= WHAT THE EXERCISE ASKS =
Each line from the one containing "Read all visible content and emit it as JSON." through the end of the records below must be repeated exactly, and no other line.
(DATA PROVIDED)
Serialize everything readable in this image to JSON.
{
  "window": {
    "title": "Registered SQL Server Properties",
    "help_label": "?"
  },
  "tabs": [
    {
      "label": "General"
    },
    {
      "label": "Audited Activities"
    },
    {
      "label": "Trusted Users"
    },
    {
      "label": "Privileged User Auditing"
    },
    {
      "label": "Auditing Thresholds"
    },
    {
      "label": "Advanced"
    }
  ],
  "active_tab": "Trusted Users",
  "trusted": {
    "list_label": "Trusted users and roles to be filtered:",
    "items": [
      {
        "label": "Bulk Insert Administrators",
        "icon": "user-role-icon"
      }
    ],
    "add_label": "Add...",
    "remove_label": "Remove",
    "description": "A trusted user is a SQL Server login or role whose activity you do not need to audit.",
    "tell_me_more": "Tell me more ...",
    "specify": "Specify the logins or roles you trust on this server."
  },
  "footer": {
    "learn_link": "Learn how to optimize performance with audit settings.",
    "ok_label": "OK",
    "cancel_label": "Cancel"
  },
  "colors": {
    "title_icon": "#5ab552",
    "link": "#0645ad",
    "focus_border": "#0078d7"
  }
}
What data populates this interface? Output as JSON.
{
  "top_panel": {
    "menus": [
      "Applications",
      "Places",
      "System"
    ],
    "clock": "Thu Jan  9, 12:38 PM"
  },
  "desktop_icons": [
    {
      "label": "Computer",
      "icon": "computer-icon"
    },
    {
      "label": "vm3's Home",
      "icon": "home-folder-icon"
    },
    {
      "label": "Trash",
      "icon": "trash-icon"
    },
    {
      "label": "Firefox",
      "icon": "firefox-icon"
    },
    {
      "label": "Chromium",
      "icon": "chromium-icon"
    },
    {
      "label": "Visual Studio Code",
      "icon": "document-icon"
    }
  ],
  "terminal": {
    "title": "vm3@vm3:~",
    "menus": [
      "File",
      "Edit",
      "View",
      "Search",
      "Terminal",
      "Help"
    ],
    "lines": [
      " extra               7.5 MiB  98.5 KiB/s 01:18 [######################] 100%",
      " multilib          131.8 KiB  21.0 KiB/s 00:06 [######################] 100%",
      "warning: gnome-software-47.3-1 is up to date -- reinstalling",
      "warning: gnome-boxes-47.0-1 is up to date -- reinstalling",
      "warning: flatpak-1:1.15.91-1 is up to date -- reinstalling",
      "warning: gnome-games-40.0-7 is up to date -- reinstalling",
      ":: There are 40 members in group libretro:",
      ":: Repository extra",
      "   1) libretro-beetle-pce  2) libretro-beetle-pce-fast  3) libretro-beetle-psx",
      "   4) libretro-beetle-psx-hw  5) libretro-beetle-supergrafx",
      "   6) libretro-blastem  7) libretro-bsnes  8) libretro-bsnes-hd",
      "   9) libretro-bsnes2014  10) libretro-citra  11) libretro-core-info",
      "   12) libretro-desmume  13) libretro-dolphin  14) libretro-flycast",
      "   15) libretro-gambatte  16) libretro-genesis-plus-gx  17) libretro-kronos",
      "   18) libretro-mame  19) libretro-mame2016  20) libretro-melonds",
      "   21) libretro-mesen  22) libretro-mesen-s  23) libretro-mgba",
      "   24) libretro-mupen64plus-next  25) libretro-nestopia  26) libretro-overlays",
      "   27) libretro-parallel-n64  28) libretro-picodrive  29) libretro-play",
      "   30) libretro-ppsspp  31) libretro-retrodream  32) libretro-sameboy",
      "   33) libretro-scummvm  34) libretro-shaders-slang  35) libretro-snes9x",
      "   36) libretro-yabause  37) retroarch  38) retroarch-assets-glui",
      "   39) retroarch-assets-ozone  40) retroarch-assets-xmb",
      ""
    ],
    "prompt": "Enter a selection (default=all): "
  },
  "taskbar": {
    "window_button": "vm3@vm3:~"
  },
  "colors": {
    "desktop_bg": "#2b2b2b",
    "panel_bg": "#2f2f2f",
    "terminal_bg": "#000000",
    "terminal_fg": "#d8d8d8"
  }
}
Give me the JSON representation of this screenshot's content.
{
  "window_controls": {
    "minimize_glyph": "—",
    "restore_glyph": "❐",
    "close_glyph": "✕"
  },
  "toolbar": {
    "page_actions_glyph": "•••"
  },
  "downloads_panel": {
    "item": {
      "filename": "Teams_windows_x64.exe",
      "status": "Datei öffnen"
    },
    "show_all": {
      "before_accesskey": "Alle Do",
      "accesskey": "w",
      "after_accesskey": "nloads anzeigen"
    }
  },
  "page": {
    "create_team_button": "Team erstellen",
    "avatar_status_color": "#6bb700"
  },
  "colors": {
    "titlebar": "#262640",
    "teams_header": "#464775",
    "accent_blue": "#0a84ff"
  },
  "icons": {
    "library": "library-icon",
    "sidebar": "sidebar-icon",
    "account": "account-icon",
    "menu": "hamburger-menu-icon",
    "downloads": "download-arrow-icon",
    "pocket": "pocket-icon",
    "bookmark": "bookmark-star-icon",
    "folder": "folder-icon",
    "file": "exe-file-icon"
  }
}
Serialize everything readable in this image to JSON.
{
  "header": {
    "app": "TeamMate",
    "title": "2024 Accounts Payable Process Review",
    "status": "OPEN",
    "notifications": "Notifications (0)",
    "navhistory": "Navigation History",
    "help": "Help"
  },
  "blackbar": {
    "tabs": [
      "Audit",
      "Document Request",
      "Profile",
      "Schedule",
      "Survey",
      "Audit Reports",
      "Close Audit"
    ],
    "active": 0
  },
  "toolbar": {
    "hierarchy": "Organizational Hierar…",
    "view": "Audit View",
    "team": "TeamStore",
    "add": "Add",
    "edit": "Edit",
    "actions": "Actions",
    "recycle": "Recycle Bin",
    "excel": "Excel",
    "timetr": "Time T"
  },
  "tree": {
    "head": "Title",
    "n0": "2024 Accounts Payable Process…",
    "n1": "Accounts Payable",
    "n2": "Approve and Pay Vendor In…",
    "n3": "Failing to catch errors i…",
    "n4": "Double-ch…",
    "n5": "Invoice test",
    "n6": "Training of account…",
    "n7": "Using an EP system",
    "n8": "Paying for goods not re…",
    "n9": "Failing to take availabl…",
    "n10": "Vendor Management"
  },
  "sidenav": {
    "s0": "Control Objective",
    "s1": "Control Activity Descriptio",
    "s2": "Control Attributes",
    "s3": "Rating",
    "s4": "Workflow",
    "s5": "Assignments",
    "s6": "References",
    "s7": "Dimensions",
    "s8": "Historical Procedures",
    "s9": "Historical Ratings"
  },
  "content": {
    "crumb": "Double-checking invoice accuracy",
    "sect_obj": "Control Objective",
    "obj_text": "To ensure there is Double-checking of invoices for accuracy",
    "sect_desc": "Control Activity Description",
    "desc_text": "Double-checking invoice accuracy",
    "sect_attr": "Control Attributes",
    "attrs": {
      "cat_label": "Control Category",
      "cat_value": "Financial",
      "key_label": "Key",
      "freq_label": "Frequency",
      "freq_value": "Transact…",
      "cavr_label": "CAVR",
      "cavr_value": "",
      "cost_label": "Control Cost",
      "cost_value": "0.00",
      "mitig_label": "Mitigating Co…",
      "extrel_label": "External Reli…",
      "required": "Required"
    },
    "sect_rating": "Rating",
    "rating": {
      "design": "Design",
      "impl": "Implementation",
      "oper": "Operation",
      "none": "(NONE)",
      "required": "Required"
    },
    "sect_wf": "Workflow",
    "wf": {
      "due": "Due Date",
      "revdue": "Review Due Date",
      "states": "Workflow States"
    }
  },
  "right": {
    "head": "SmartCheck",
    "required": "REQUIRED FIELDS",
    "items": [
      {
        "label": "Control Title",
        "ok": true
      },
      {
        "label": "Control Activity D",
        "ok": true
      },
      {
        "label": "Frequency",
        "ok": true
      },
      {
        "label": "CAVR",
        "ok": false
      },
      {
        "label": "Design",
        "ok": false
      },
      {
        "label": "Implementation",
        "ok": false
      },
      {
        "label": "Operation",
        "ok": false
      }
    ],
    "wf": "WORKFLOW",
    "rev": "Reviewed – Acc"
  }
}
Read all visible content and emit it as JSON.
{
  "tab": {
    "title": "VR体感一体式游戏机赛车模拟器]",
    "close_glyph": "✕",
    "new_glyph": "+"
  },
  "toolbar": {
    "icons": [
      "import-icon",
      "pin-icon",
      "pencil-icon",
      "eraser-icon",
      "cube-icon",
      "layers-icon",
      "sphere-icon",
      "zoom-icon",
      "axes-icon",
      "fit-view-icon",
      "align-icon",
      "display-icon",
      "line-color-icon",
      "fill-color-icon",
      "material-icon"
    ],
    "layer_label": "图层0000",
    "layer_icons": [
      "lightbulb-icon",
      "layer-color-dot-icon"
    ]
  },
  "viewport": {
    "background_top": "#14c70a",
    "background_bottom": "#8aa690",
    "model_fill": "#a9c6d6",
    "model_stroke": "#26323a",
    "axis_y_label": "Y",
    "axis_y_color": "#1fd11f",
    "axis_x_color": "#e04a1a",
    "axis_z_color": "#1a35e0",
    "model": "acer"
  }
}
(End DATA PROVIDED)
= ANSWER BOX =
Read all visible content and emit it as JSON.
{
  "tab": {
    "title": "VR体感一体式游戏机赛车模拟器]",
    "close_glyph": "✕",
    "new_glyph": "+"
  },
  "toolbar": {
    "icons": [
      "import-icon",
      "pin-icon",
      "pencil-icon",
      "eraser-icon",
      "cube-icon",
      "layers-icon",
      "sphere-icon",
      "zoom-icon",
      "axes-icon",
      "fit-view-icon",
      "align-icon",
      "display-icon",
      "line-color-icon",
      "fill-color-icon",
      "material-icon"
    ],
    "layer_label": "图层0000",
    "layer_icons": [
      "lightbulb-icon",
      "layer-color-dot-icon"
    ]
  },
  "viewport": {
    "background_top": "#14c70a",
    "background_bottom": "#8aa690",
    "model_fill": "#a9c6d6",
    "model_stroke": "#26323a",
    "axis_y_label": "Y",
    "axis_y_color": "#1fd11f",
    "axis_x_color": "#e04a1a",
    "axis_z_color": "#1a35e0",
    "model": "acer"
  }
}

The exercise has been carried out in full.